• Task description: Return every line below exactly.

Data for the task Block Start

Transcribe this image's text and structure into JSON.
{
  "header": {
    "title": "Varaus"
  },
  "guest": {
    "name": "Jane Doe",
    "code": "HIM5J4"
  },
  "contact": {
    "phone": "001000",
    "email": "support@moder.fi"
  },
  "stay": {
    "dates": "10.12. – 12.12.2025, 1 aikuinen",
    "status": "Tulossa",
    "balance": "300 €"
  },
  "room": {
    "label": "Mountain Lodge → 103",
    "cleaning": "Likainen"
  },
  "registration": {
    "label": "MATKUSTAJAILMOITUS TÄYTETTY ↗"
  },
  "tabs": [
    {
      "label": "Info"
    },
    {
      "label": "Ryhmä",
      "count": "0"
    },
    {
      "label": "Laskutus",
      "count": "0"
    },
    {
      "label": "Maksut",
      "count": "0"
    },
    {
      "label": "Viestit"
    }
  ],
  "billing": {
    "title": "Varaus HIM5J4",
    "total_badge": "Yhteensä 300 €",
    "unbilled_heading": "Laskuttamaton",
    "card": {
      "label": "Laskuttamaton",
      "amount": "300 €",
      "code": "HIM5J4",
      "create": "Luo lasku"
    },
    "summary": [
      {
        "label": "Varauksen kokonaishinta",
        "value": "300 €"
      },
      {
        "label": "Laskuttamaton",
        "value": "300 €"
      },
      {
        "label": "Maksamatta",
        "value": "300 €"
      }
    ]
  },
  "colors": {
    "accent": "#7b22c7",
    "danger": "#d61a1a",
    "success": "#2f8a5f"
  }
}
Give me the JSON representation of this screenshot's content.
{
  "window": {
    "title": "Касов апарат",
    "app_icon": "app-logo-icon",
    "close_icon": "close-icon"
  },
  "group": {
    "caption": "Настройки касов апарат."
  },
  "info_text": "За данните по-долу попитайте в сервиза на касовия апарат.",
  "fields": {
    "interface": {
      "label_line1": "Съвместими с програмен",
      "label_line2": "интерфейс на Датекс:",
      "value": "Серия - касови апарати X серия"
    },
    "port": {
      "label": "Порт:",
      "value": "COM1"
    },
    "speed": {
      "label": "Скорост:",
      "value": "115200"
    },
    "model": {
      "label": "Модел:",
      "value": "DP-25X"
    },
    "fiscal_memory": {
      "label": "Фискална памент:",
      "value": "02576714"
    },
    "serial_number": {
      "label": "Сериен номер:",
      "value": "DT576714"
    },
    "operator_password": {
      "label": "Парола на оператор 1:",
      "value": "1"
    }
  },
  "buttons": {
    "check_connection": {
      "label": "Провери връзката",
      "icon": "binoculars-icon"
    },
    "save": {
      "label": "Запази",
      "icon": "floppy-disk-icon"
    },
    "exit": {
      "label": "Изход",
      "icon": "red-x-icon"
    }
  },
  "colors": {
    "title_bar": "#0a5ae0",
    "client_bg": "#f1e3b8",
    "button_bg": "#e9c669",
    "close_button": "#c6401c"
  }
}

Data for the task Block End

• Written response:
Transcribe this image's text and structure into JSON.
{
  "header": {
    "title": "Varaus"
  },
  "guest": {
    "name": "Jane Doe",
    "code": "HIM5J4"
  },
  "contact": {
    "phone": "001000",
    "email": "support@moder.fi"
  },
  "stay": {
    "dates": "10.12. – 12.12.2025, 1 aikuinen",
    "status": "Tulossa",
    "balance": "300 €"
  },
  "room": {
    "label": "Mountain Lodge → 103",
    "cleaning": "Likainen"
  },
  "registration": {
    "label": "MATKUSTAJAILMOITUS TÄYTETTY ↗"
  },
  "tabs": [
    {
      "label": "Info"
    },
    {
      "label": "Ryhmä",
      "count": "0"
    },
    {
      "label": "Laskutus",
      "count": "0"
    },
    {
      "label": "Maksut",
      "count": "0"
    },
    {
      "label": "Viestit"
    }
  ],
  "billing": {
    "title": "Varaus HIM5J4",
    "total_badge": "Yhteensä 300 €",
    "unbilled_heading": "Laskuttamaton",
    "card": {
      "label": "Laskuttamaton",
      "amount": "300 €",
      "code": "HIM5J4",
      "create": "Luo lasku"
    },
    "summary": [
      {
        "label": "Varauksen kokonaishinta",
        "value": "300 €"
      },
      {
        "label": "Laskuttamaton",
        "value": "300 €"
      },
      {
        "label": "Maksamatta",
        "value": "300 €"
      }
    ]
  },
  "colors": {
    "accent": "#7b22c7",
    "danger": "#d61a1a",
    "success": "#2f8a5f"
  }
}
Give me the JSON representation of this screenshot's content.
{
  "window": {
    "title": "Касов апарат",
    "app_icon": "app-logo-icon",
    "close_icon": "close-icon"
  },
  "group": {
    "caption": "Настройки касов апарат."
  },
  "info_text": "За данните по-долу попитайте в сервиза на касовия апарат.",
  "fields": {
    "interface": {
      "label_line1": "Съвместими с програмен",
      "label_line2": "интерфейс на Датекс:",
      "value": "Серия - касови апарати X серия"
    },
    "port": {
      "label": "Порт:",
      "value": "COM1"
    },
    "speed": {
      "label": "Скорост:",
      "value": "115200"
    },
    "model": {
      "label": "Модел:",
      "value": "DP-25X"
    },
    "fiscal_memory": {
      "label": "Фискална памент:",
      "value": "02576714"
    },
    "serial_number": {
      "label": "Сериен номер:",
      "value": "DT576714"
    },
    "operator_password": {
      "label": "Парола на оператор 1:",
      "value": "1"
    }
  },
  "buttons": {
    "check_connection": {
      "label": "Провери връзката",
      "icon": "binoculars-icon"
    },
    "save": {
      "label": "Запази",
      "icon": "floppy-disk-icon"
    },
    "exit": {
      "label": "Изход",
      "icon": "red-x-icon"
    }
  },
  "colors": {
    "title_bar": "#0a5ae0",
    "client_bg": "#f1e3b8",
    "button_bg": "#e9c669",
    "close_button": "#c6401c"
  }
}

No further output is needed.